You know that carefree thrill that comes from having foreign currency in your pocket? I should have gotten over it ages ago, and yet…
When I moved to Doha last year, one of my many worries as a newbie expat was that it might take me a while to adjust to the fact the city was now my home – and that I wasn’t on some sort of extended holiday.
Turns out that starting a crosstown school run twice a day, a week after landing, soon puts paid to the notion that you’re on permanent vacation.
But nine months later, one aspect of that holiday vibe still hasn’t quite left me, and that’s the disconnection I feel from money – specifically the Qatari Riyals in my pocket.
Foreign money has always given me a warm, fuzzy feeling. Some unfamiliar notes in your pocket, the sun on your back and a vaguely recalled exchange rate make for a visceral sensory experience.
The strange colours and shapes of the notes. The designs which say far more to foreigners about a country than the host country realises – from dictators and local wildlife, to historical figures or architecture. They feel at once both alien and comforting.
And there’s no clearer link between cause and effect: these exotic, mysterious scraps of paper buy you memories. It’s that simple.
Memories are made of this
Any leftover cash at the end of a trip is an instant reminder of where you’ve been, and what you’ve done, that far outweighs the value of the note itself.
Like the waterproof, see-through dollars I took surfing in Australia.
The endless bundles of dong (30,000 or so to a pound, give or take) needed to get through a day in Vietnam, before you realise you’ve eaten the most amazing street food for pennies.
The rupees with which I bought what will be one of the best drinks I’ll have all year – the sensory overload that was Goan roadside-haircut beer (might need a snappier name, though).
Or the American dollars which spell nothing but confusion to me: from all being the same size, shape and colour, to the addition of sales tax at the till which I always forgot, or the reverse compliment of being refused a beer at 37 because I didn’t have any ID on me.
Even pretend notes are evocative: look at the ‘money’ kids earn at KidZania in Dubai. They can spend it within the attraction, sure, but some of it also finds its way home, providing a permanent reminder of their day, and a nudge to parents about a repeat visit.
It’s as much a part of the holiday experience as manfully trying to grapple with the exchange rate for a while before giving up completely. Who cares, right? I’m on holiday.
And that’s how I still feel about the Qatari Riyal.
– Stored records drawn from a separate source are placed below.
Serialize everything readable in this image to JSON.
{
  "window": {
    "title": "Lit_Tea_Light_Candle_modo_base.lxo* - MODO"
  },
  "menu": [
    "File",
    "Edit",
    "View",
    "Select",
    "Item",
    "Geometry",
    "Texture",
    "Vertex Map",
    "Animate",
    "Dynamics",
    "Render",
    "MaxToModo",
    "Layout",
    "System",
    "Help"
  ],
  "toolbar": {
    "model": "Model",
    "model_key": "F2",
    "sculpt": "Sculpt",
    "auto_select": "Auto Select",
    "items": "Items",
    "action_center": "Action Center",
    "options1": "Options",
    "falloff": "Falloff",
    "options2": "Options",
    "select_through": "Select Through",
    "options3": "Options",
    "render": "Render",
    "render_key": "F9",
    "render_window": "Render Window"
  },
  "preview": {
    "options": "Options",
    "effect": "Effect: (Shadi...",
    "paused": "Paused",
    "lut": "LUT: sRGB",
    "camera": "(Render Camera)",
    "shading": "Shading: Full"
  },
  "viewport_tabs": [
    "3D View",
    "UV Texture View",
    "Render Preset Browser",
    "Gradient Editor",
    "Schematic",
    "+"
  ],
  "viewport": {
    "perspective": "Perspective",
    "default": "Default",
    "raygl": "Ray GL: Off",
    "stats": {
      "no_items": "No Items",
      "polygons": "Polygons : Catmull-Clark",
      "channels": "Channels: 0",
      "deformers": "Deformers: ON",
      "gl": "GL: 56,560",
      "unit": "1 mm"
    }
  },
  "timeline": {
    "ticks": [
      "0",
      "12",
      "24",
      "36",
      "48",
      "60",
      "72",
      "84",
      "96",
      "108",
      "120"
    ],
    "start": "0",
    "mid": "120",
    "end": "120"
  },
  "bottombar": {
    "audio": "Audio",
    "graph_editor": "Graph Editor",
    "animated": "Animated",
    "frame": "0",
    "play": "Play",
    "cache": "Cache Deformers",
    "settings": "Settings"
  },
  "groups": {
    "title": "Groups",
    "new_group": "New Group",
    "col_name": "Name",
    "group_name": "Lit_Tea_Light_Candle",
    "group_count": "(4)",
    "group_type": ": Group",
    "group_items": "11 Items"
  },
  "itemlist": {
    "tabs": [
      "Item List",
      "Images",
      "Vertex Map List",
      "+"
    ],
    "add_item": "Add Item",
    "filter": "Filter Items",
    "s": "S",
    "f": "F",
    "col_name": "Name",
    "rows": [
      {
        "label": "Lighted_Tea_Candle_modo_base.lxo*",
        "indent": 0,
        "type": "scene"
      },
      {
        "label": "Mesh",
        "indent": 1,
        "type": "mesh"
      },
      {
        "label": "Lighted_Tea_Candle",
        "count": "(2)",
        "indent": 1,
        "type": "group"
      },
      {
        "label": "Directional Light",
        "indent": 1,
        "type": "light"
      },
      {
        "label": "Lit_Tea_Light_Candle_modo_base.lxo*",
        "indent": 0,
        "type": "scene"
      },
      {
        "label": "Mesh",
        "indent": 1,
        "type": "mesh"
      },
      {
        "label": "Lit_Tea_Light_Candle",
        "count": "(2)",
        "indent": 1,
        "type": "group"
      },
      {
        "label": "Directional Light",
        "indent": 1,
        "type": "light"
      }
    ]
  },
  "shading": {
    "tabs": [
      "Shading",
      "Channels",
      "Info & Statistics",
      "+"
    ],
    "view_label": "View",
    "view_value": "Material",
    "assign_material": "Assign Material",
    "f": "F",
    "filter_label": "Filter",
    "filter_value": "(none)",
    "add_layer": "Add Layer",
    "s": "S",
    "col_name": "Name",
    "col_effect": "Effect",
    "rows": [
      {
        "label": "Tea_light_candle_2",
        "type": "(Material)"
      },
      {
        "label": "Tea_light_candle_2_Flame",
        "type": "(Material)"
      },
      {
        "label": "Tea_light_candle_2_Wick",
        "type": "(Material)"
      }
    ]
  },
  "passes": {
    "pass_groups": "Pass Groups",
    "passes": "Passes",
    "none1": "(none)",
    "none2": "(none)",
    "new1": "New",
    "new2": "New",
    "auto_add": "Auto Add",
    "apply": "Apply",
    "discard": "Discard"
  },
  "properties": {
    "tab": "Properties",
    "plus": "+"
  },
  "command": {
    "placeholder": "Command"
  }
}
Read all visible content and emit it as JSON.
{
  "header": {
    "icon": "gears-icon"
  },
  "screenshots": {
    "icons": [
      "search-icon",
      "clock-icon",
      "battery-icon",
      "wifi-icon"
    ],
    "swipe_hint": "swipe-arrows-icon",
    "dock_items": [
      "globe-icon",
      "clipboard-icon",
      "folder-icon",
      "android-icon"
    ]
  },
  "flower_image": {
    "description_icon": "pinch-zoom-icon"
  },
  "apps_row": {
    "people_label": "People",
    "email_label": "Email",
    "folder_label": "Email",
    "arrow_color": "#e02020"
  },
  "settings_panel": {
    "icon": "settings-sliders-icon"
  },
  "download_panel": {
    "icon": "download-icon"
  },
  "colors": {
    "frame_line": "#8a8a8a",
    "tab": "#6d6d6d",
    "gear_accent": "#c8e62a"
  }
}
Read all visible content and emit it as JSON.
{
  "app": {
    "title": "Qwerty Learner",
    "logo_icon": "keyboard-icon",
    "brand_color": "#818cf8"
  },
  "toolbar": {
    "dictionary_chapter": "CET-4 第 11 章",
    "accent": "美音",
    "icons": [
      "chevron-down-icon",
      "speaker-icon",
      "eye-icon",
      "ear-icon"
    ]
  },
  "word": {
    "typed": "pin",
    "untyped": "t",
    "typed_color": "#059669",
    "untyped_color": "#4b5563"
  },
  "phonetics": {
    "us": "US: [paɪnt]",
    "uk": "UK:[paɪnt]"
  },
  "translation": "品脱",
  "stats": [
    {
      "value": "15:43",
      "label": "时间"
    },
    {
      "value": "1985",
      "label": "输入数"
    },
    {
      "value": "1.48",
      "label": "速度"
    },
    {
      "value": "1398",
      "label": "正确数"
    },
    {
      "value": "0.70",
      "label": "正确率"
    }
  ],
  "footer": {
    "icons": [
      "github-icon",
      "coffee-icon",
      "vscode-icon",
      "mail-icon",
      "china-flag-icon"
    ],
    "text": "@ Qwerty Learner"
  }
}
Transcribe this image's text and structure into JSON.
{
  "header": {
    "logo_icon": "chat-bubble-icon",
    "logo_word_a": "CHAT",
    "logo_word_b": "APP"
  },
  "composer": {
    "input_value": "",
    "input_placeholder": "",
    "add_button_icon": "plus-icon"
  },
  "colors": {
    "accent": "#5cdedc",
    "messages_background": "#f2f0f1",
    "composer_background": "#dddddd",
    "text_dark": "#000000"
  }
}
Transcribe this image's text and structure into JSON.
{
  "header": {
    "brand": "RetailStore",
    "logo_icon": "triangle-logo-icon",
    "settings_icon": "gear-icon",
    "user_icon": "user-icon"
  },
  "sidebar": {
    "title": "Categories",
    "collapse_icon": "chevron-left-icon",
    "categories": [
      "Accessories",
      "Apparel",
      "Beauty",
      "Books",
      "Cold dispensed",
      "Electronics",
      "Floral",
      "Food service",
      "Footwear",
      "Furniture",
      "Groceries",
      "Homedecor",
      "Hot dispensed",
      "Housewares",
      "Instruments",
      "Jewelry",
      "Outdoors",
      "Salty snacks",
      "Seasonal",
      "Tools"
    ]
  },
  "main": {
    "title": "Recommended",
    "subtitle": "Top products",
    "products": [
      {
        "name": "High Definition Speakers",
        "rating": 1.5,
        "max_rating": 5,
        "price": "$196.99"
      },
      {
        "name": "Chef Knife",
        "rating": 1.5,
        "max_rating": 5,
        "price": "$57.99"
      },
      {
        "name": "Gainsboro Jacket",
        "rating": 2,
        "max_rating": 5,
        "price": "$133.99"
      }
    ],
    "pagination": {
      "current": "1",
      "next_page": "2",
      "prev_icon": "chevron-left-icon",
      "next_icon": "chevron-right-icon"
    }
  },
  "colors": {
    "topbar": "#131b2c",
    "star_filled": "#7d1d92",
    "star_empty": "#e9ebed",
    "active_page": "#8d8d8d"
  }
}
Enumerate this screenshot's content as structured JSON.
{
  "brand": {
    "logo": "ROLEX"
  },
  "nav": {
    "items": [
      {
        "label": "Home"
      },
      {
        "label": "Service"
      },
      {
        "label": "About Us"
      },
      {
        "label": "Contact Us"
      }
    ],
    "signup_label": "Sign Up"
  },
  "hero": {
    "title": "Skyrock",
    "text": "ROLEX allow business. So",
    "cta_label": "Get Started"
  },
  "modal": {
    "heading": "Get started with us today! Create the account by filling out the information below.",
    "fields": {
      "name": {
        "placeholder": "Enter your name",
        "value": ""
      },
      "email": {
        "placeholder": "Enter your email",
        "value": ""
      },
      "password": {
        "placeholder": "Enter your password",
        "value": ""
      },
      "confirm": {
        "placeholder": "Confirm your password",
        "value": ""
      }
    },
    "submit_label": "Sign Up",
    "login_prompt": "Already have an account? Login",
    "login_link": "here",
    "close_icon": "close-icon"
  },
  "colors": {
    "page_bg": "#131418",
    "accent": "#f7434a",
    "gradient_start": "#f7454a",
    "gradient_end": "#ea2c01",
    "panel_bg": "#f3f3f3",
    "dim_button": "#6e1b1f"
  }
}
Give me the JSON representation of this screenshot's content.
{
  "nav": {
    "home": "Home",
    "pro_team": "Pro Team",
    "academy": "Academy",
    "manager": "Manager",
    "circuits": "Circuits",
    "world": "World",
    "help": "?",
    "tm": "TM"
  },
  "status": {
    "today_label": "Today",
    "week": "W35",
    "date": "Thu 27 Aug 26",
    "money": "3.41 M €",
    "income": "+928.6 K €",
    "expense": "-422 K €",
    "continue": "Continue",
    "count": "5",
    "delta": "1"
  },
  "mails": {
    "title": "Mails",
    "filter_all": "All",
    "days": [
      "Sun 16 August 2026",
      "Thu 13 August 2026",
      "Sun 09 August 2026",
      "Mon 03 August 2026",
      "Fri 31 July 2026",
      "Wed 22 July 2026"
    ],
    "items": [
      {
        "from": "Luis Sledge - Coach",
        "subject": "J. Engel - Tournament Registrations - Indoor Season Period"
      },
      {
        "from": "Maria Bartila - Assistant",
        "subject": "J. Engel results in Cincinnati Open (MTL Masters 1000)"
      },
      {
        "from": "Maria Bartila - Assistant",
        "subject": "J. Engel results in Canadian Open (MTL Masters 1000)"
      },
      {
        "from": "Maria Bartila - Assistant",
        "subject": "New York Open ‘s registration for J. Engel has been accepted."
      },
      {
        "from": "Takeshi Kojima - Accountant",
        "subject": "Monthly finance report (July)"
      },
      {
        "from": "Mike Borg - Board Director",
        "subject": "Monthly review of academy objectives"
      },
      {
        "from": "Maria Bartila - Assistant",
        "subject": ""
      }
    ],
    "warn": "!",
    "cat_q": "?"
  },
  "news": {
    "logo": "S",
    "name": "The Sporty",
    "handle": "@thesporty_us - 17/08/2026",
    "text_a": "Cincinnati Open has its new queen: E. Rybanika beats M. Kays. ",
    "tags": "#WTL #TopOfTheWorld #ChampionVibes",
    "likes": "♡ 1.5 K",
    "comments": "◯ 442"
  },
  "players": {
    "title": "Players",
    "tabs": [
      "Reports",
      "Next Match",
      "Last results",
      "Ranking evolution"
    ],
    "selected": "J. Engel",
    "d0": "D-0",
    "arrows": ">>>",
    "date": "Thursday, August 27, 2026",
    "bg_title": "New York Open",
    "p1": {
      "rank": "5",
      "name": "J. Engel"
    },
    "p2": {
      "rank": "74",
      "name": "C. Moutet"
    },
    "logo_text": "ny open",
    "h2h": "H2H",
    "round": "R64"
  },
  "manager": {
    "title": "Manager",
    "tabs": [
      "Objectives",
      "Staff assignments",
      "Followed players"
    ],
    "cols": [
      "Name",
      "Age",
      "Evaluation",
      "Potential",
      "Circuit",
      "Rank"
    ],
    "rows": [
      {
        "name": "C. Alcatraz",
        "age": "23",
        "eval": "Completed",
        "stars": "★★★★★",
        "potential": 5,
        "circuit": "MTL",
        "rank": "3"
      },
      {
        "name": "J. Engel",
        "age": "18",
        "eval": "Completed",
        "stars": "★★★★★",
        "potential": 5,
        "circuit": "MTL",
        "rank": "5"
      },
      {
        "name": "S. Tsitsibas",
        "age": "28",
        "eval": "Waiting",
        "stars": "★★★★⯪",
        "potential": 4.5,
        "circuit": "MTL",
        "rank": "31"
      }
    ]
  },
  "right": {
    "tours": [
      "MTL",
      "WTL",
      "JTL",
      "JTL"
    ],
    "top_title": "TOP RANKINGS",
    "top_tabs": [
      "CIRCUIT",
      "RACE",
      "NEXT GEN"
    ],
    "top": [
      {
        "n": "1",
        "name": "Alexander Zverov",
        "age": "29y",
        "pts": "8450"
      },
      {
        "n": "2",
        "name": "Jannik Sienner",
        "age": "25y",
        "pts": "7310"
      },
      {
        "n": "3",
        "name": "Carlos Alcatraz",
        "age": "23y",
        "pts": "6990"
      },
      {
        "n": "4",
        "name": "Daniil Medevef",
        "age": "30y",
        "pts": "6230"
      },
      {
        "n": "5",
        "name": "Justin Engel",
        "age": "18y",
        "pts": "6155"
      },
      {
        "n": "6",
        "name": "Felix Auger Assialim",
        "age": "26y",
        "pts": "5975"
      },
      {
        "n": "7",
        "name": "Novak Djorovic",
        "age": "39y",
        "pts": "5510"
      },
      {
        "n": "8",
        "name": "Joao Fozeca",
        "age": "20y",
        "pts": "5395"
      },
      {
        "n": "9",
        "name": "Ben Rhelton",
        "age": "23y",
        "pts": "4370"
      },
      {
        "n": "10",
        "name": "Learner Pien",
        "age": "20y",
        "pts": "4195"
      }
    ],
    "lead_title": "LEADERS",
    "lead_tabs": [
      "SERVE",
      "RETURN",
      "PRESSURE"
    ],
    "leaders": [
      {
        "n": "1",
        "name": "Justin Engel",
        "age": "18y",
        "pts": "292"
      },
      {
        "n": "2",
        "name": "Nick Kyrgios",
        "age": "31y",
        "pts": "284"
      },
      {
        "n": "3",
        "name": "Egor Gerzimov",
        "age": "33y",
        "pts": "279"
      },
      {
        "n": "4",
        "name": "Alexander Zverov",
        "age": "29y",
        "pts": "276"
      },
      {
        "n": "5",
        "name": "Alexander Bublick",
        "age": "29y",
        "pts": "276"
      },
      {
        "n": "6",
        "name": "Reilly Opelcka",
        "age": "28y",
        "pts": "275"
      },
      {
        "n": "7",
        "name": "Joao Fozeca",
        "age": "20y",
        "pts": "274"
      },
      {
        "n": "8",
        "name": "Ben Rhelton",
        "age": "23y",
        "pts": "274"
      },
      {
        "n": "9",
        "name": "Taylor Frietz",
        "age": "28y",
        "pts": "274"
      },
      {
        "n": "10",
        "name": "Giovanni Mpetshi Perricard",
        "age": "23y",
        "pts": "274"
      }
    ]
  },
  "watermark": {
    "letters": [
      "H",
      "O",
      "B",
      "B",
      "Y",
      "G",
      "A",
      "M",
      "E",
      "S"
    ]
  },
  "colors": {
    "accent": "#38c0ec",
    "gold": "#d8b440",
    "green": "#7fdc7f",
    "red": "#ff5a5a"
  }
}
I open my wallet and every day I’m still surprised to see the notes there. (I’m surprised to see anything at all in there, to be honest; I hardly ever carried cash back in the UK.)
Here, however, cash is still king.
There’s a crazy range of notes here, from a single Riyal all the way up to the 500 (that’s 18p – £91 / US0.27c–$140).
Sure, you can use your credit card in most shops and restaurants, but the oil in the gears of the daily economy here in Doha is cash. Two riyals for a karak, 30 for your dry cleaning, 60 to fill your car, tipping car valets and petrol station attendants, it’s cash, cash, cash all the way.
And because you need a constant supply, trips to the cash machine are a daily necessity.
The hole in the wall spews notes out with a nonchalance bordering on comical, yet in the UK if there was a single note I could use to fill my car eight times over (as the QR500 can) I’d be terrified to carry it on me.
But here, I hardly notice.
As with pretty much everything here, the notes are bilingual – English numerals and writing on one side, Arabic on the other. And my wallet seems to magnetically flip all my notes to the Arabic side so I still find myself looking at the colours to try and remember which is which.
But even then, the midrange notes (10, 50, 100) are that uniquely Qatari mix of pale shades which still just look wrong to me. Monopoly wrong. I might be being thick, but it’s like some kind of numerical colour blindness.
Growing up in a country where street crime happens means I am culturally conditioned to not wave large bundles of notes around in public.
In Qatar, however, where to all intents and purposes it’s non-existent, no-one bats an eyelid. I still can’t bring myself to do it though.
I siphon off the endless stream of tatty singles and keep them for emergency milk runs to the overpriced local shop.
Below that, there is a 50 dirham coin, but they are rarely seen in the wild. Today, for example, the local store owed me 50 dirhams in my change, but didn’t have any coins in the till, so I was given a packet of sweets instead, to make up the difference.
Lotte Spout, anyone?
Maybe my disconnection is down to the fact that I’m still converting prices into pounds (at least for the things you can get back in the UK) so I still expect to see them in my wallet?
Perhaps the day you stop automatically converting prices signals the end of your transformation into a fully-fledged expat?
If it is, I haven’t got there yet.
For now, the money in my wallet still seems foreign in every sense of the word – the colours, the denominations, the uses it’s put to. It’s as if I’ve picked up the wrong wallet by accident.
I’m sure I’ll get used to it eventually. Probably just in time to return to Europe in the summer and start wondering where all these Euros suddenly appeared from.